» **What the task requires**
Filter the entries below down to the lines that hold "Price".
§
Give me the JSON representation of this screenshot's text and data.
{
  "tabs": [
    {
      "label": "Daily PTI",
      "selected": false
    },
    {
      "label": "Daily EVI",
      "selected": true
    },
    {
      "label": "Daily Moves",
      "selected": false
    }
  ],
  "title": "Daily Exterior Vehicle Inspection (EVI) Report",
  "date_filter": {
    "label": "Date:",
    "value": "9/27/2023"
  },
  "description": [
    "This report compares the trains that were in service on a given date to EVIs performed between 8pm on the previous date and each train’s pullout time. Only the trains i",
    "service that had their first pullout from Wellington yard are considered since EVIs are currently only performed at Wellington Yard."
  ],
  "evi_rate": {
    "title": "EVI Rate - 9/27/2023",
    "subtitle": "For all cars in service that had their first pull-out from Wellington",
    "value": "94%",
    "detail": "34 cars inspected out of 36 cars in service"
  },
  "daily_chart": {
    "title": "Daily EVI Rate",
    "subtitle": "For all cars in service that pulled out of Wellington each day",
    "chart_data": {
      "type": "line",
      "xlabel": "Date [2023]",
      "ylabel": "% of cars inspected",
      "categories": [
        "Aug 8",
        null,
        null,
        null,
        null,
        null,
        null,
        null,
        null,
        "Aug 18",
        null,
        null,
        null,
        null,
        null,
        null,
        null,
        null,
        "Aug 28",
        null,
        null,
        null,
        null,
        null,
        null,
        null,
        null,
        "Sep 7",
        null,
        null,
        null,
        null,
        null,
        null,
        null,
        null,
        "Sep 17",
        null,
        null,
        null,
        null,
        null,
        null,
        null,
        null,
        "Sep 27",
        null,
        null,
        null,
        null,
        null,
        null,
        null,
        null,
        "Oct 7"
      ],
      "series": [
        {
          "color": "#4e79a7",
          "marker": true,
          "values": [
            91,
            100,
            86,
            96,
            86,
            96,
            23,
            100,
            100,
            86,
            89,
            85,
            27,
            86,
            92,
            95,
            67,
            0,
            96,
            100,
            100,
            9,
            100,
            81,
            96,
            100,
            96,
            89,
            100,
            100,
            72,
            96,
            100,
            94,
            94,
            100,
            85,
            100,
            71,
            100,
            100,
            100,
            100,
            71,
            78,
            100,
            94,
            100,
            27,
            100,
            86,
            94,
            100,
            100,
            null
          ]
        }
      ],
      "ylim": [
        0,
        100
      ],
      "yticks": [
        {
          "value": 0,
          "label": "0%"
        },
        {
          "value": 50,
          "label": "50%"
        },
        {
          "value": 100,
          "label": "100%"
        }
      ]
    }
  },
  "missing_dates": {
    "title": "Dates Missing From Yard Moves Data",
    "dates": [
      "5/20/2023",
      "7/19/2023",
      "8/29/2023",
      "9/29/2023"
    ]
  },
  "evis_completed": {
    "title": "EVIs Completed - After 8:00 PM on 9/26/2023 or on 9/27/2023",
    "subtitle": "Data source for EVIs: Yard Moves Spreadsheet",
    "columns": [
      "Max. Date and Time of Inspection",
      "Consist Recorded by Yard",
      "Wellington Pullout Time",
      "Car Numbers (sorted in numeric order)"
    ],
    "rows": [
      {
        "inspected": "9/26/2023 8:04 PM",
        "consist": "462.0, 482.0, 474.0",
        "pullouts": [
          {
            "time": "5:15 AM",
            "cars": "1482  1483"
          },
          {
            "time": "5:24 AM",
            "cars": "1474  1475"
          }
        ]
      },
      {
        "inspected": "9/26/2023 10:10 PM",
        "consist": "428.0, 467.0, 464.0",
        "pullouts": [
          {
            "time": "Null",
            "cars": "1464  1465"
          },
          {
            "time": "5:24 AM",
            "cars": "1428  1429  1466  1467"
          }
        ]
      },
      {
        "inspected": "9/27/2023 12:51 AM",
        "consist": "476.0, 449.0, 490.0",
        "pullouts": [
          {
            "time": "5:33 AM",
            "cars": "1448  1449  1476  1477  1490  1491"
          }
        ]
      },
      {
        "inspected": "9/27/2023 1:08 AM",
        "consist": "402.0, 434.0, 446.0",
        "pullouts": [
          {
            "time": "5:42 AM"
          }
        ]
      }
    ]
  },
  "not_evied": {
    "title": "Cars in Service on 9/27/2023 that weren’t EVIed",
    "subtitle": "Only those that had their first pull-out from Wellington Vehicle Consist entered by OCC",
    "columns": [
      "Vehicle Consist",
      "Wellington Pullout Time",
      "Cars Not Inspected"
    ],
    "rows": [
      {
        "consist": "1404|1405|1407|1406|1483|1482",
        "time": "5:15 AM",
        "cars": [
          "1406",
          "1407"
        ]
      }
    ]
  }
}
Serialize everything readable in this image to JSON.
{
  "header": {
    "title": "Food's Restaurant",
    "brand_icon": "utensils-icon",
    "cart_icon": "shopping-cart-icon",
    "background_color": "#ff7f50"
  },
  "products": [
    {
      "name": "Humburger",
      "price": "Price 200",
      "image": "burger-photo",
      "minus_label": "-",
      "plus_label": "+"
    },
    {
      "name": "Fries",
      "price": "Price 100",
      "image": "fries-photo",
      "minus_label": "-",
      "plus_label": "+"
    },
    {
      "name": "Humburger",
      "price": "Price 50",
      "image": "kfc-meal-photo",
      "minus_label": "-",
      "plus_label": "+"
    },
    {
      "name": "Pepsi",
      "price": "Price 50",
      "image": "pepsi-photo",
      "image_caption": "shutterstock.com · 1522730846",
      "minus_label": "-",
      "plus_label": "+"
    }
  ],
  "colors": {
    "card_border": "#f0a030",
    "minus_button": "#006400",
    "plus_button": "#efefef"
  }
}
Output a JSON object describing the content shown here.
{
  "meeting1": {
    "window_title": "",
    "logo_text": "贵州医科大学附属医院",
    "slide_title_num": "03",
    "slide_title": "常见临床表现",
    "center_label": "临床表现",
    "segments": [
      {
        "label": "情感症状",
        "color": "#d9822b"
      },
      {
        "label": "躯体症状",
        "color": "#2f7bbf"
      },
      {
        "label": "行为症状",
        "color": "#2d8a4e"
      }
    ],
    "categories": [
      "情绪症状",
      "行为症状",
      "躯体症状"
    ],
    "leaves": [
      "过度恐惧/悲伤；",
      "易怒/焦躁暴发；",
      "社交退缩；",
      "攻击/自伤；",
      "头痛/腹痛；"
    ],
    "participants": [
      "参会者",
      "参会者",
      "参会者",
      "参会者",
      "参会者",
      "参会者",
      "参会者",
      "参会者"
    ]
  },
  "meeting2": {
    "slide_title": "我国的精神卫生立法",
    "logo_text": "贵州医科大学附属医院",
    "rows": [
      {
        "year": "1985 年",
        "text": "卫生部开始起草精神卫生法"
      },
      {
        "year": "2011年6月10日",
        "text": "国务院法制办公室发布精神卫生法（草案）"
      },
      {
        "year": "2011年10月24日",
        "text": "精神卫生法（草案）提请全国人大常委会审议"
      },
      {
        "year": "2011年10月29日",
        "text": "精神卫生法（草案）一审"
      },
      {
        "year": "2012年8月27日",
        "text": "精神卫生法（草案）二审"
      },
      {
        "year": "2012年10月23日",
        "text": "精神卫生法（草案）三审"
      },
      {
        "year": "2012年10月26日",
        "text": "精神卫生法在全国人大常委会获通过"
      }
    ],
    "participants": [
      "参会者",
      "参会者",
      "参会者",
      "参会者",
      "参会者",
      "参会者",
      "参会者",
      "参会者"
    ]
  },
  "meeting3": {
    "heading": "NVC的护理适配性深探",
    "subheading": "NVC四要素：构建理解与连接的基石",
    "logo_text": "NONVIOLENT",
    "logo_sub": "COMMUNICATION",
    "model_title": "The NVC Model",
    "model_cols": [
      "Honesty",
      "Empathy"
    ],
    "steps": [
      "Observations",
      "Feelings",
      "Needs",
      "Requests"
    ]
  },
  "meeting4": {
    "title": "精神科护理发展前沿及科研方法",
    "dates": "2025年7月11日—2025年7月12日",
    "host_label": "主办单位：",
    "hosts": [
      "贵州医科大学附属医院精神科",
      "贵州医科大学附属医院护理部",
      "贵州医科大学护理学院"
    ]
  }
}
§
» **Response below**
      "price": "Price 200",
      "price": "Price 100",
      "price": "Price 50",
      "price": "Price 50",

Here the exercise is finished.